    Top Tip

    Think about the amount of unseen reading you ask students to do in examinations.

    When Schmitt (2007) investigated this issue by looking through several years of papers across all faculties in one UK university she found wide variation and cause for concern:

    A number of the exams reviewed use case studies; the length of these ranges from one paragraph to 12 pages ….. The reading load of case studies is very likely to have a negative impact on EFL students’ performance on an exam due to their slower reading speed.  This is even true if they have been given the case study to read in advance.  Case study questions require that students repeatedly refer back to the case study and their notes while they write.  EFL students will require more time for this reading than will native speaker students.

    Attending to the overall reading load means teachers can reduce these concerns and improve all students’ ability to show their knowledge rather than their reading speed. 


    Guides for students

    Cottrell, S. (2005) Critical thinking skills:  Developing effective analysis and argument (Basingstoke: Palgrave Macmillan)
    [Covers more than reading and shows how skills are integrated]

    Godfrey, J. (2010) Reading and making notes (Basingstoke: Palgrave Macmillan)
    [A short but very practical text]

    Reinders, H., Moore, N. & Lewis, M. (2008) The international student handbook (Basingstoke: Palgrave Macmillan)
    This is 12-chapter book takes students through the skills they will need to succeed, using clear English, numerous examples and useful exercises. 

    Additional reading

    Grasso, S. (2005) Academic reading: How do we teach it and test it in EAP courses?’ Proceedings of the 18th Annual English Australia Education Conference, 29 September to 1 October 2005, Brisbane, Australia

    Ryan, J. (2005) Improving teaching and learning practices.
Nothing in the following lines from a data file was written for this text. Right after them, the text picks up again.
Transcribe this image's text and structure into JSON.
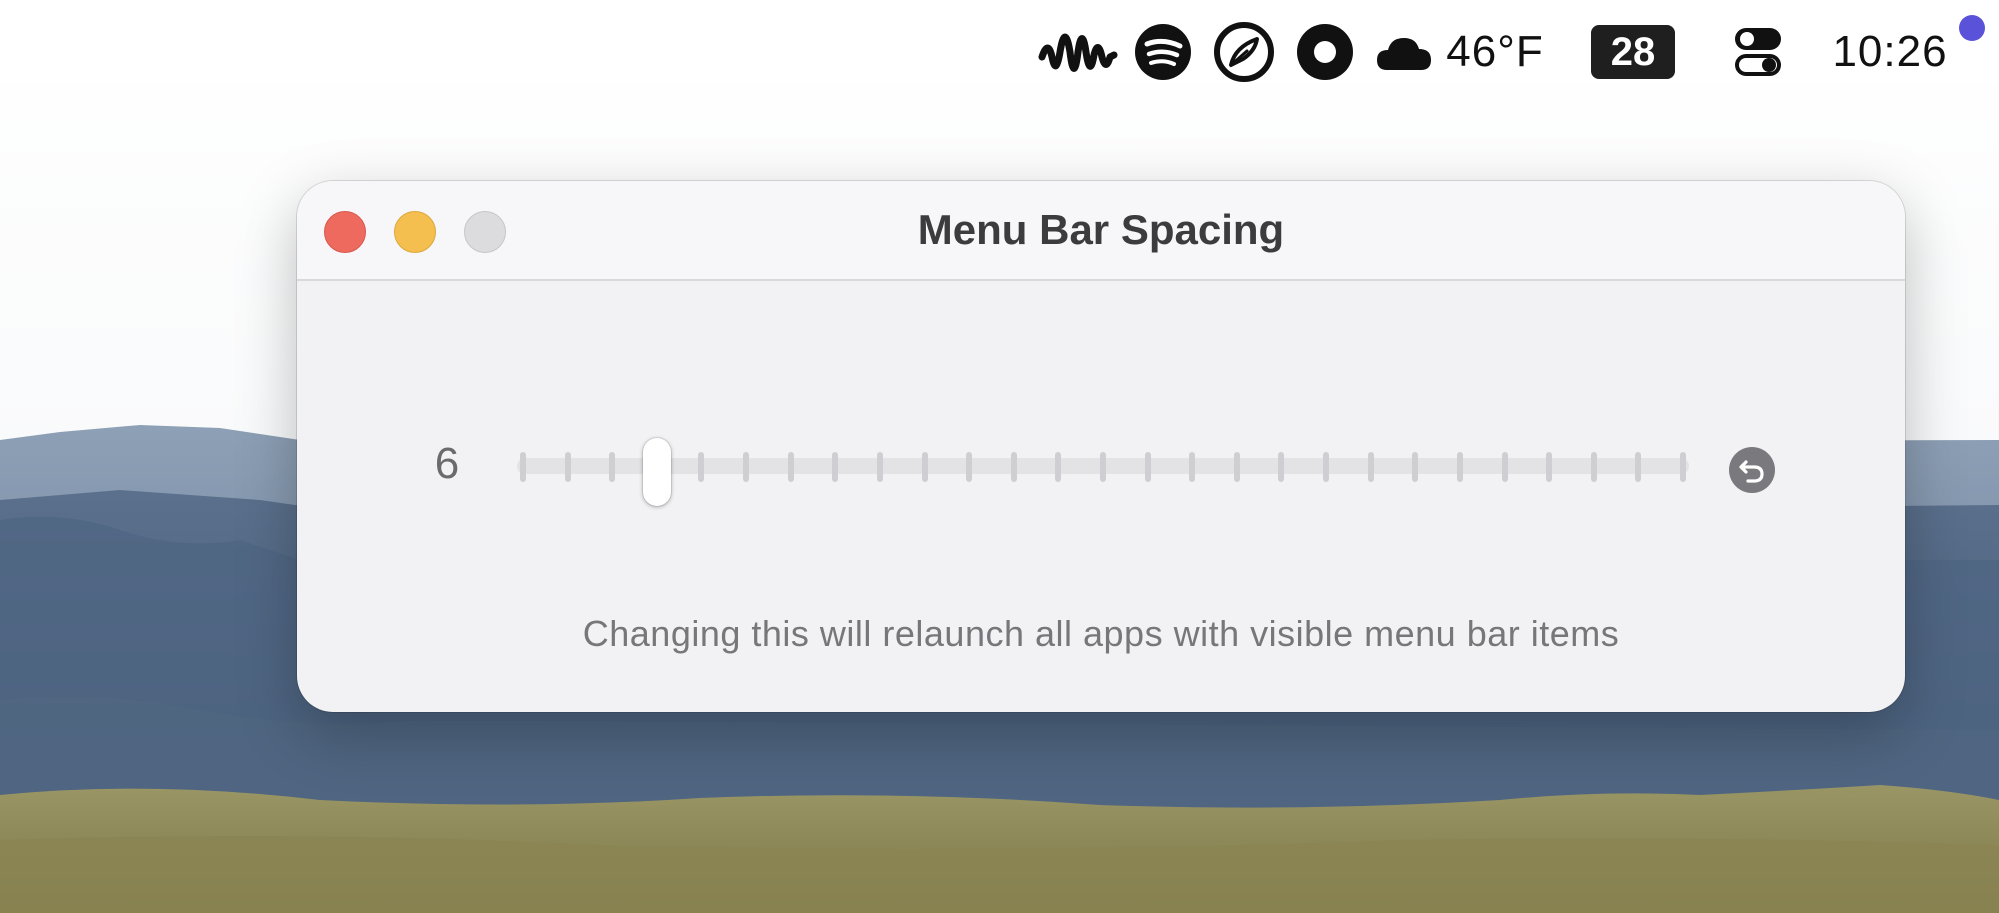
{
  "menubar": {
    "items": [
      {
        "name": "waveform-icon"
      },
      {
        "name": "spotify-icon"
      },
      {
        "name": "feather-icon"
      },
      {
        "name": "record-icon"
      },
      {
        "name": "cloud-icon"
      }
    ],
    "temperature": "46°F",
    "date": "28",
    "control_center_icon": "toggle-switches-icon",
    "clock": "10:26",
    "notification_dot_color": "#5a52d8"
  },
  "window": {
    "title": "Menu Bar Spacing",
    "slider": {
      "value_label": "6",
      "value": 3,
      "min": 0,
      "max": 26,
      "tick_count": 27,
      "reset_icon": "undo-arrow-icon"
    },
    "note": "Changing this will relaunch all apps with visible menu bar items"
  },
  "colors": {
    "close": "#ee6a5f",
    "minimize": "#f5bf4f",
    "zoom_inactive": "#dcdcde",
    "window_bg": "#f2f2f4",
    "accent_dot": "#5a52d8"
  }
}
In J. Carroll & J. Ryan (Eds), Teaching international students:  Improving learning for all. (London: Routledge)

    Shi, L (2004) Textual borrowing in second language writing. Written Communication, 21(10), 171-200.

    Timm, A. (2008) Final report on educational practices in India. Student Diversity and Academic Writing Project.

    Timm, A. (2008) Final report on educational practices in Greece. Student Diversity and Academic Writing Project.